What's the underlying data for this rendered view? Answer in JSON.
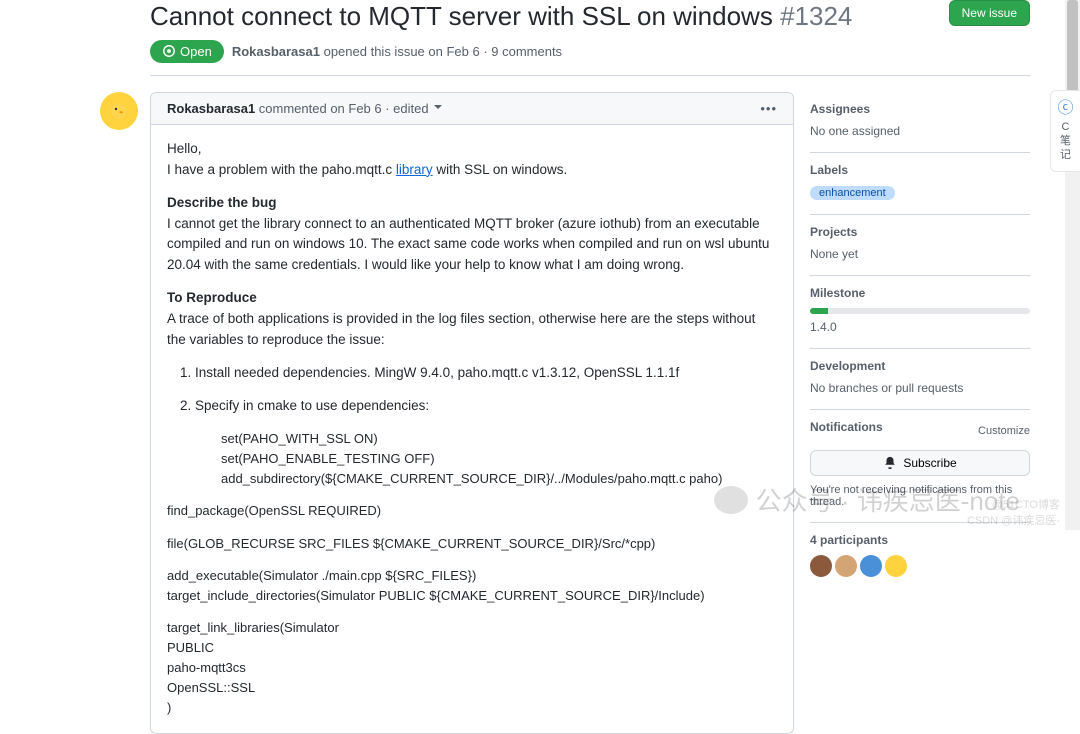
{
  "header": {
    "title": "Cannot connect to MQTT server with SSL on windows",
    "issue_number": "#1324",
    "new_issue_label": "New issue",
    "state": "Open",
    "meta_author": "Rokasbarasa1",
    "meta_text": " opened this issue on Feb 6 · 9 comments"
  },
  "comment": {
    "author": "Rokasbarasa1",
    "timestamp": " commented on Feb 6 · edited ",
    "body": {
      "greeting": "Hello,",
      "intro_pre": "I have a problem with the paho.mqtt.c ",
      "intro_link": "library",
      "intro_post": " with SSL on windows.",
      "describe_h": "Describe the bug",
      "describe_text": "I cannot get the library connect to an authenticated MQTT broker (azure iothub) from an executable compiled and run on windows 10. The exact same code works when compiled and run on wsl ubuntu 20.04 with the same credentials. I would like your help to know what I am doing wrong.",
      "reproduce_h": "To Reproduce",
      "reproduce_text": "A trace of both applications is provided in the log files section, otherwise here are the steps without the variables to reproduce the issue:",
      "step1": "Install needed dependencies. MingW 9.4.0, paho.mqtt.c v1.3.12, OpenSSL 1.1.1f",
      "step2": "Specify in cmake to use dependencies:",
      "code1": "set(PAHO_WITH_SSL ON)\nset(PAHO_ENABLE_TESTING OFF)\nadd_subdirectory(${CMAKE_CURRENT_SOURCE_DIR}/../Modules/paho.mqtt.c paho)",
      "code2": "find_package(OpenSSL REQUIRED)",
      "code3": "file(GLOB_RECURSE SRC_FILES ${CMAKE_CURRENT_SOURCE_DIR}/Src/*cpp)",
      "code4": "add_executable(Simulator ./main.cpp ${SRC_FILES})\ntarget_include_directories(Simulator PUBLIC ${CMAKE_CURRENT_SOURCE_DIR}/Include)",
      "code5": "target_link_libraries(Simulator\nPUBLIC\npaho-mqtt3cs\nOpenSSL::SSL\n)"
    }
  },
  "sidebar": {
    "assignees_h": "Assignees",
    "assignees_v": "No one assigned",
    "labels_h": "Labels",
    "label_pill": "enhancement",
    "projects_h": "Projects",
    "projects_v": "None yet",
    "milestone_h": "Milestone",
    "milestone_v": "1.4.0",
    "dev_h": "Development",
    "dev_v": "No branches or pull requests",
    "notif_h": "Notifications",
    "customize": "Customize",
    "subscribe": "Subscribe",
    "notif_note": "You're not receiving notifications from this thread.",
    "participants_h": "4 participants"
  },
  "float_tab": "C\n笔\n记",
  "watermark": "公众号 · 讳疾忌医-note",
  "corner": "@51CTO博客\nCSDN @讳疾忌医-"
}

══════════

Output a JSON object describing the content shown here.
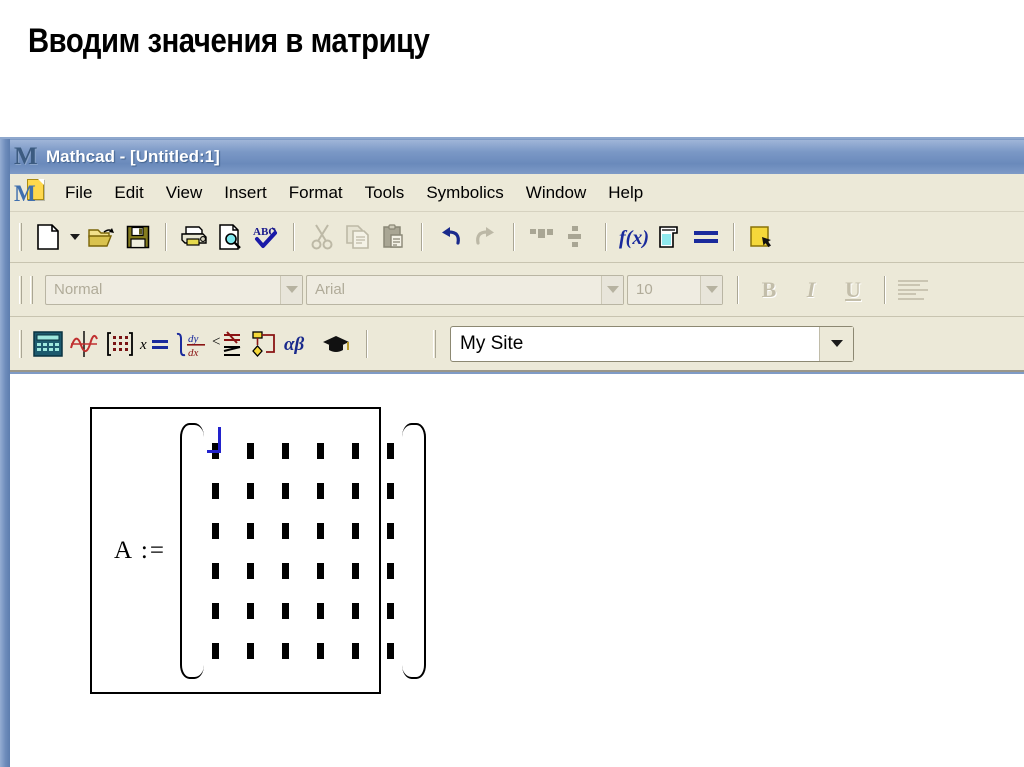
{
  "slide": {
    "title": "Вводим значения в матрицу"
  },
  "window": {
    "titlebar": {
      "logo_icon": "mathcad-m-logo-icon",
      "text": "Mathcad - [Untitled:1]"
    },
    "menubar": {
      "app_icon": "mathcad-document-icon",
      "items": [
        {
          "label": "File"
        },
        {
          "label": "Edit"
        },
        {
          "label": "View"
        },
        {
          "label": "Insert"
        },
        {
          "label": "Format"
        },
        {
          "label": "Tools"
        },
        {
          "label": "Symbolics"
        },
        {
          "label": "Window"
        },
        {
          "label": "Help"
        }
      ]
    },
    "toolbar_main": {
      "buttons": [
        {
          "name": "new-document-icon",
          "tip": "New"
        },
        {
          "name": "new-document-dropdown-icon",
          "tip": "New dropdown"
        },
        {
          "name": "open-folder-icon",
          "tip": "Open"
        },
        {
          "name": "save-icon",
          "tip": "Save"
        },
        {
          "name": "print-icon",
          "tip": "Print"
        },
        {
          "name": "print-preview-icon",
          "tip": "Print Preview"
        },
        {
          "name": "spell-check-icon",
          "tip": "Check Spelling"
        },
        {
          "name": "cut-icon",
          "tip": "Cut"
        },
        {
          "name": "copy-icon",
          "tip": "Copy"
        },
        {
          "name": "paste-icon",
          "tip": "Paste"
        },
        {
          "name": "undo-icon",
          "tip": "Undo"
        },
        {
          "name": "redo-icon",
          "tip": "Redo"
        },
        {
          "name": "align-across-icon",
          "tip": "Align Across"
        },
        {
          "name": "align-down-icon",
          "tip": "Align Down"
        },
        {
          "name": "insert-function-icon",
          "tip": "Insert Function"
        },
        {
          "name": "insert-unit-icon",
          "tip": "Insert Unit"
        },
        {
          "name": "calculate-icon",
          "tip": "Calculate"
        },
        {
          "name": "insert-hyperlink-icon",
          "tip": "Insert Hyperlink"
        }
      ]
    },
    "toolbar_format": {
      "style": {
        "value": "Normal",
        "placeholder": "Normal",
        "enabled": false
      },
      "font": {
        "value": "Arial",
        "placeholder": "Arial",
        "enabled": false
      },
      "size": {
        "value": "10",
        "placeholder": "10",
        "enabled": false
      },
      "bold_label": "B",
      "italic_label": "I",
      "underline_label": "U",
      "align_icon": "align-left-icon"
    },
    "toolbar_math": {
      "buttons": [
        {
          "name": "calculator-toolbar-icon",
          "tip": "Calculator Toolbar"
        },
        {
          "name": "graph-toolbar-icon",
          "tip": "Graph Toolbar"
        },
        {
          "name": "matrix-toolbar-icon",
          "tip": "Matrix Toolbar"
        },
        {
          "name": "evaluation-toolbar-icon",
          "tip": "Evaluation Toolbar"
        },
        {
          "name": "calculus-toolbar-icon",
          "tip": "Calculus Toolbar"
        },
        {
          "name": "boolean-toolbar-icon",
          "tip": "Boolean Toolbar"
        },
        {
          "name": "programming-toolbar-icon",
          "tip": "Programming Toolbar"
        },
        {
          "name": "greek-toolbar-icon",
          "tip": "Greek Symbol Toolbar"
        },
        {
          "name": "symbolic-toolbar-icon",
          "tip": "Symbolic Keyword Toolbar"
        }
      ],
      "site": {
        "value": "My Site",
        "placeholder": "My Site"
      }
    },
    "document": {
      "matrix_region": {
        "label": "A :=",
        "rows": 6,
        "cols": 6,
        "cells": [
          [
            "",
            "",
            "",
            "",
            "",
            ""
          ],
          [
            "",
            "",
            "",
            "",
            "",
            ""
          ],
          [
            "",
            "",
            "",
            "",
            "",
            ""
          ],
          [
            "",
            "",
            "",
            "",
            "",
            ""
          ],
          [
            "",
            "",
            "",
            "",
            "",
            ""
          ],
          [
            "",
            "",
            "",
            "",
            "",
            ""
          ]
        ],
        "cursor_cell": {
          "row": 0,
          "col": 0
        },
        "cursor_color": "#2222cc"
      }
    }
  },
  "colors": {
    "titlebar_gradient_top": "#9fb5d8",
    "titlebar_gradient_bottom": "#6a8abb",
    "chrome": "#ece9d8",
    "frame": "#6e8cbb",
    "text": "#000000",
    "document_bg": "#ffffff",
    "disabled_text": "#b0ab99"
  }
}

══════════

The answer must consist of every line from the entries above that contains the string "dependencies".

# RESULT OF THE TASK
      "step1": "Install needed dependencies. MingW 9.4.0, paho.mqtt.c v1.3.12, OpenSSL 1.1.1f",
      "step2": "Specify in cmake to use dependencies:",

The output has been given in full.